(music) the sound obtained by mixing
(building trades, civil engineering) the proportions of cement, sand, and aggregate in mortar, plaster, or concrete
(informal) a state of confusion, bewilderment
See also mix-up
Derived Forms
mixable, adjective
mixability, noun
Word Origin
C15: back formation from mixt mixed, via Old French from Latin mixtus, from miscēre to mix
Collins English Dictionary - Complete & Unabridged 2012 Digital Edition
© William Collins Sons & Co. Ltd. 1979, 1986 © HarperCollins
Publishers 1998, 2000, 2003, 2005, 2006, 2007, 2009, 2012
Cite This Source
Word Origin and History for mix

1530s, back-formation from Middle English myxte (early 15c.) "composed of more than one element, of mixed nature," from Anglo-French mixte, from Latin mixtus, past participle of miscere "to mix, mingle, blend; fraternize with; throw into confusion," from PIE *meik- "to mix" (cf. Sanskrit misrah "mixed," Greek misgein, mignynai "to mix, mix up, mingle; to join, bring together; join (battle); make acquainted with," Old Church Slavonic mešo, mesiti "to mix," Russian meshat, Lithuanian maišau "to mix, mingle," Welsh mysgu). Also borrowed in Old English as miscian. Related: Mixed; mixing.


1580s, "act of mixing," from mix (v.).

Online Etymology Dictionary, © 2010 Douglas Harper
Cite This Source
Slang definitions & phrases for mix



(often the mix) A mixture; combination of components; medley: most important element in an auto maker's marketing mix/ I enjoy what callers bring into the mix (1959+)


To fight; mix it: Them last two babies mixed many times a month (1921+)

The Dictionary of American Slang, Fourth Edition by Barbara Ann Kipfer, PhD. and Robert L. Chapman, Ph.D.
Copyright (C) 2007 by HarperCollins Publishers.
Cite This Source
mix in Technology

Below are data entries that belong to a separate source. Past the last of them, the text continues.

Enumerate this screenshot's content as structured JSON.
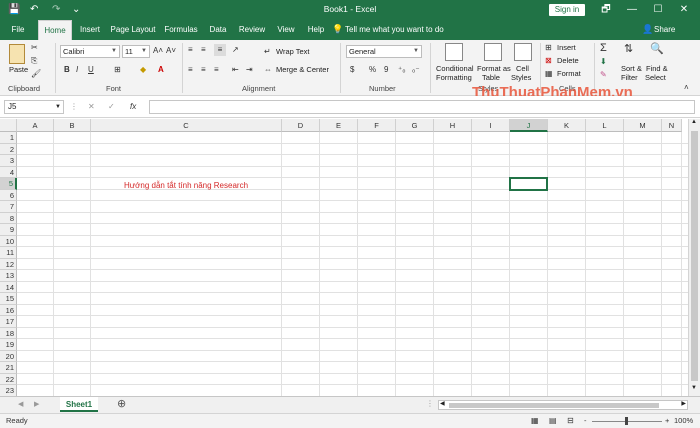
{
  "titlebar": {
    "title": "Book1  -  Excel",
    "sign_in": "Sign in",
    "save_icon": "💾",
    "undo_icon": "↶",
    "redo_icon": "↷",
    "custom_icon": "⌄",
    "restore_icon": "🗗",
    "minimize_icon": "—",
    "maximize_icon": "☐",
    "close_icon": "✕"
  },
  "tabs": [
    {
      "label": "File"
    },
    {
      "label": "Home"
    },
    {
      "label": "Insert"
    },
    {
      "label": "Page Layout"
    },
    {
      "label": "Formulas"
    },
    {
      "label": "Data"
    },
    {
      "label": "Review"
    },
    {
      "label": "View"
    },
    {
      "label": "Help"
    }
  ],
  "tell_me": "Tell me what you want to do",
  "share": "Share",
  "ribbon": {
    "clipboard": {
      "paste": "Paste",
      "label": "Clipboard"
    },
    "font": {
      "name": "Calibri",
      "size": "11",
      "label": "Font",
      "bold": "B",
      "italic": "I",
      "underline": "U"
    },
    "alignment": {
      "wrap": "Wrap Text",
      "merge": "Merge & Center",
      "label": "Alignment"
    },
    "number": {
      "format": "General",
      "currency": "$",
      "percent": "%",
      "comma": "9",
      "label": "Number"
    },
    "styles": {
      "conditional1": "Conditional",
      "conditional2": "Formatting",
      "format_table1": "Format as",
      "format_table2": "Table",
      "cell_styles1": "Cell",
      "cell_styles2": "Styles",
      "label": "Styles"
    },
    "cells": {
      "insert": "Insert",
      "delete": "Delete",
      "format": "Format",
      "label": "Cells"
    },
    "editing": {
      "sort1": "Sort &",
      "sort2": "Filter",
      "find1": "Find &",
      "find2": "Select",
      "label": "Editing"
    }
  },
  "formula_bar": {
    "name_box": "J5",
    "cancel": "✕",
    "enter": "✓",
    "fx": "fx",
    "value": ""
  },
  "grid": {
    "columns": [
      "A",
      "B",
      "C",
      "D",
      "E",
      "F",
      "G",
      "H",
      "I",
      "J",
      "K",
      "L",
      "M",
      "N"
    ],
    "rows": [
      "1",
      "2",
      "3",
      "4",
      "5",
      "6",
      "7",
      "8",
      "9",
      "10",
      "11",
      "12",
      "13",
      "14",
      "15",
      "16",
      "17",
      "18",
      "19",
      "20",
      "21",
      "22",
      "23"
    ],
    "c5_text": "Hướng dẫn tắt tính năng Research"
  },
  "sheets": [
    {
      "name": "Sheet1"
    }
  ],
  "add_sheet": "⊕",
  "status": {
    "ready": "Ready",
    "zoom": "100%",
    "zoom_minus": "-",
    "zoom_plus": "+"
  },
  "watermark": "ThuThuatPhanMem.vn",
  "colors": {
    "accent": "#217346",
    "text_red": "#d42a2a"
  }
}
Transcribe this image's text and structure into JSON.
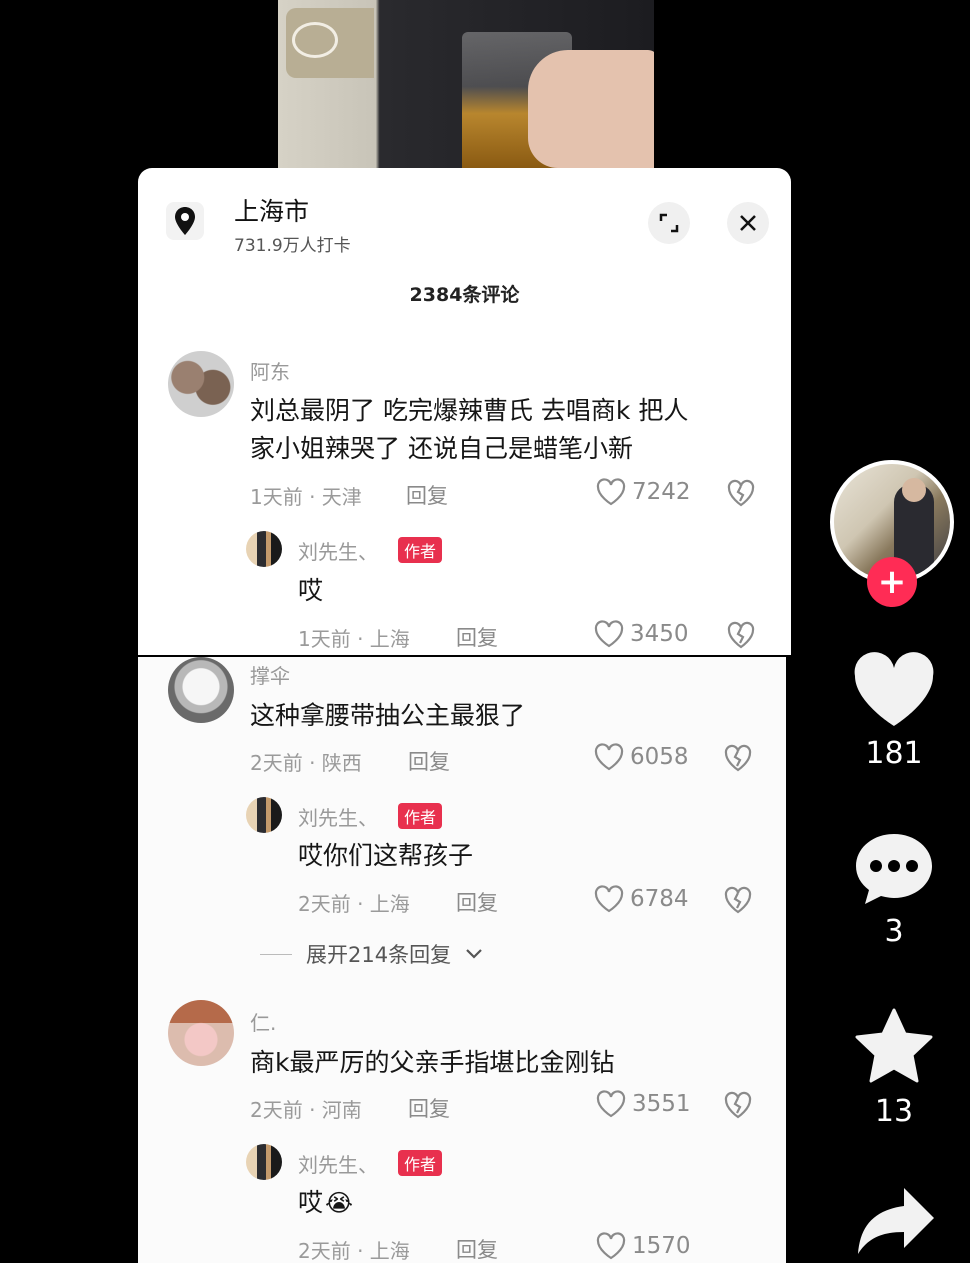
{
  "location": {
    "title": "上海市",
    "subtitle": "731.9万人打卡"
  },
  "comments_header": "2384条评论",
  "comments": [
    {
      "username": "阿东",
      "text_line1": "刘总最阴了  吃完爆辣曹氏  去唱商k  把人",
      "text_line2": "家小姐辣哭了  还说自己是蜡笔小新",
      "time_place": "1天前 · 天津",
      "reply_label": "回复",
      "likes": "7242",
      "reply": {
        "username": "刘先生、",
        "badge": "作者",
        "text": "哎",
        "time_place": "1天前 · 上海",
        "reply_label": "回复",
        "likes": "3450"
      }
    },
    {
      "username": "撑伞",
      "text": "这种拿腰带抽公主最狠了",
      "time_place": "2天前 · 陕西",
      "reply_label": "回复",
      "likes": "6058",
      "reply": {
        "username": "刘先生、",
        "badge": "作者",
        "text": "哎你们这帮孩子",
        "time_place": "2天前 · 上海",
        "reply_label": "回复",
        "likes": "6784"
      },
      "expand_label": "展开214条回复"
    },
    {
      "username": "仁.",
      "text": "商k最严厉的父亲手指堪比金刚钻",
      "time_place": "2天前 · 河南",
      "reply_label": "回复",
      "likes": "3551",
      "reply": {
        "username": "刘先生、",
        "badge": "作者",
        "text": "哎",
        "emoji": "😭",
        "time_place": "2天前 · 上海",
        "reply_label": "回复",
        "likes": "1570"
      }
    }
  ],
  "rail": {
    "likes": "181",
    "comments": "3",
    "favorites": "13"
  },
  "icons": {
    "location": "location-pin-icon",
    "expand": "expand-icon",
    "close": "close-icon",
    "like": "heart-outline-icon",
    "dislike": "broken-heart-icon",
    "rail_like": "heart-icon",
    "rail_comment": "chat-bubble-icon",
    "rail_favorite": "star-icon",
    "rail_share": "share-arrow-icon",
    "follow": "plus-icon"
  },
  "colors": {
    "accent": "#ff2c55",
    "badge": "#e8304e"
  }
}
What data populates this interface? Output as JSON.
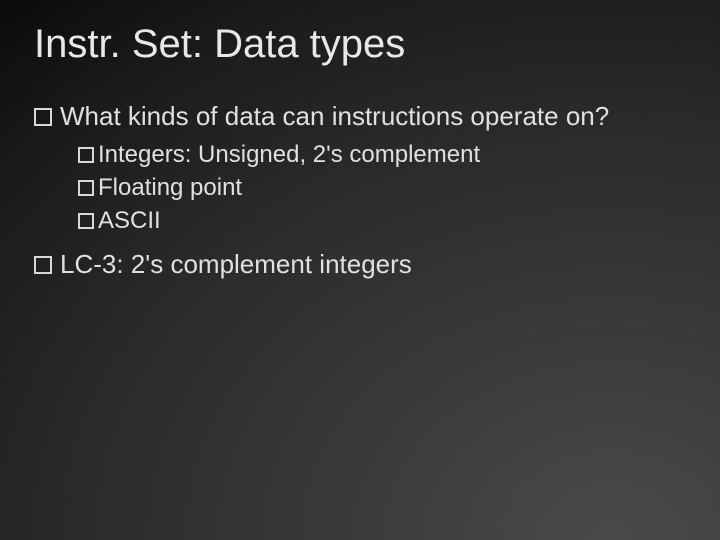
{
  "title": "Instr. Set: Data types",
  "bullets": [
    {
      "level": 1,
      "text": "What kinds of data can instructions operate on?"
    },
    {
      "level": 2,
      "text": "Integers: Unsigned, 2's complement"
    },
    {
      "level": 2,
      "text": "Floating point"
    },
    {
      "level": 2,
      "text": "ASCII"
    },
    {
      "level": 1,
      "text": "LC-3: 2's complement integers"
    }
  ]
}
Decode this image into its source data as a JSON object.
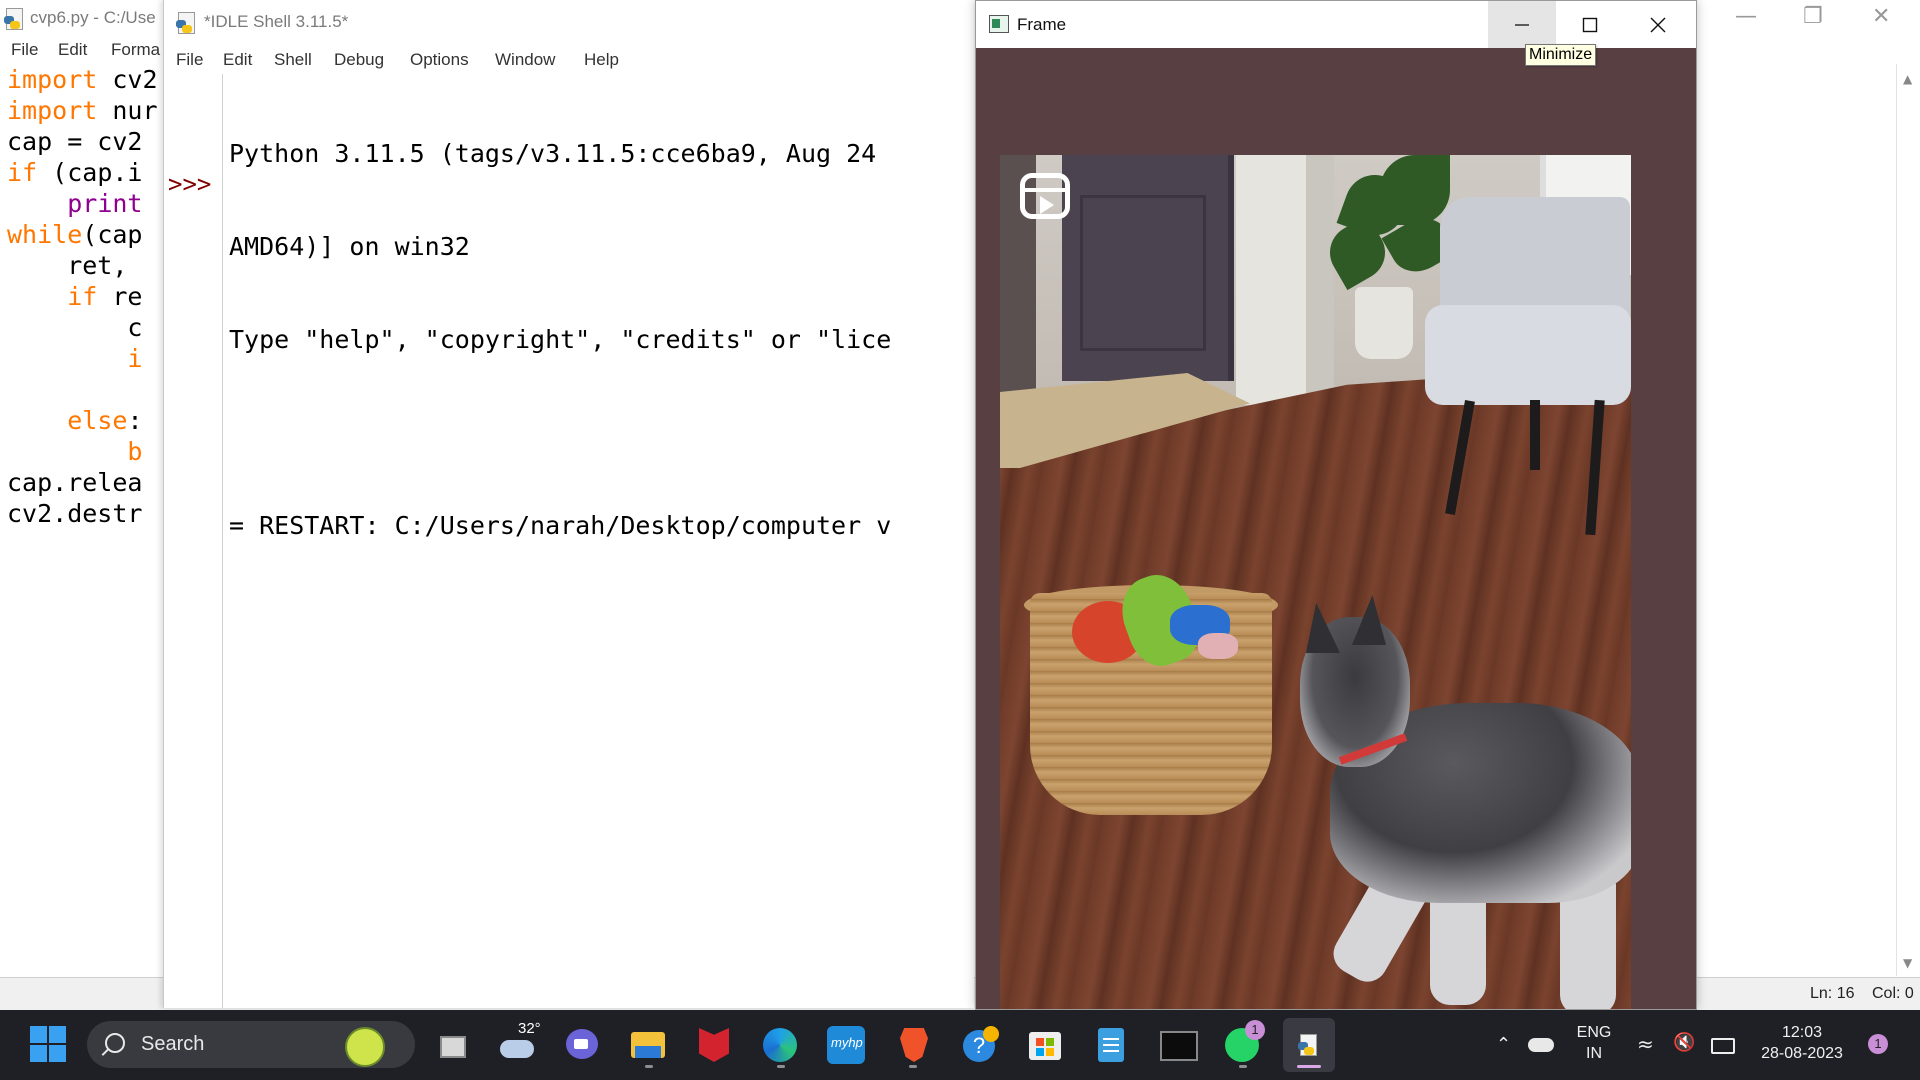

Knuth's hypothetical machine, used in The Art of Computer Programming v.1, Donald Knuth, A-W 1969.

The Free On-line Dictionary of Computing, © Denis Howe 2010
Cite This Source
Related Abbreviations for mix


multiservice interchange
The American Heritage® Abbreviations Dictionary, Third Edition
Copyright © 2005 by Houghton Mifflin Company.
Published by Houghton Mifflin Company. All rights reserved.
Cite This Source

Word of the Day

Difficulty index for mix

All English speakers likely know this word

Word Value for mix

Scrabble Words With Friends

Quotes with mix

Nearby words for mix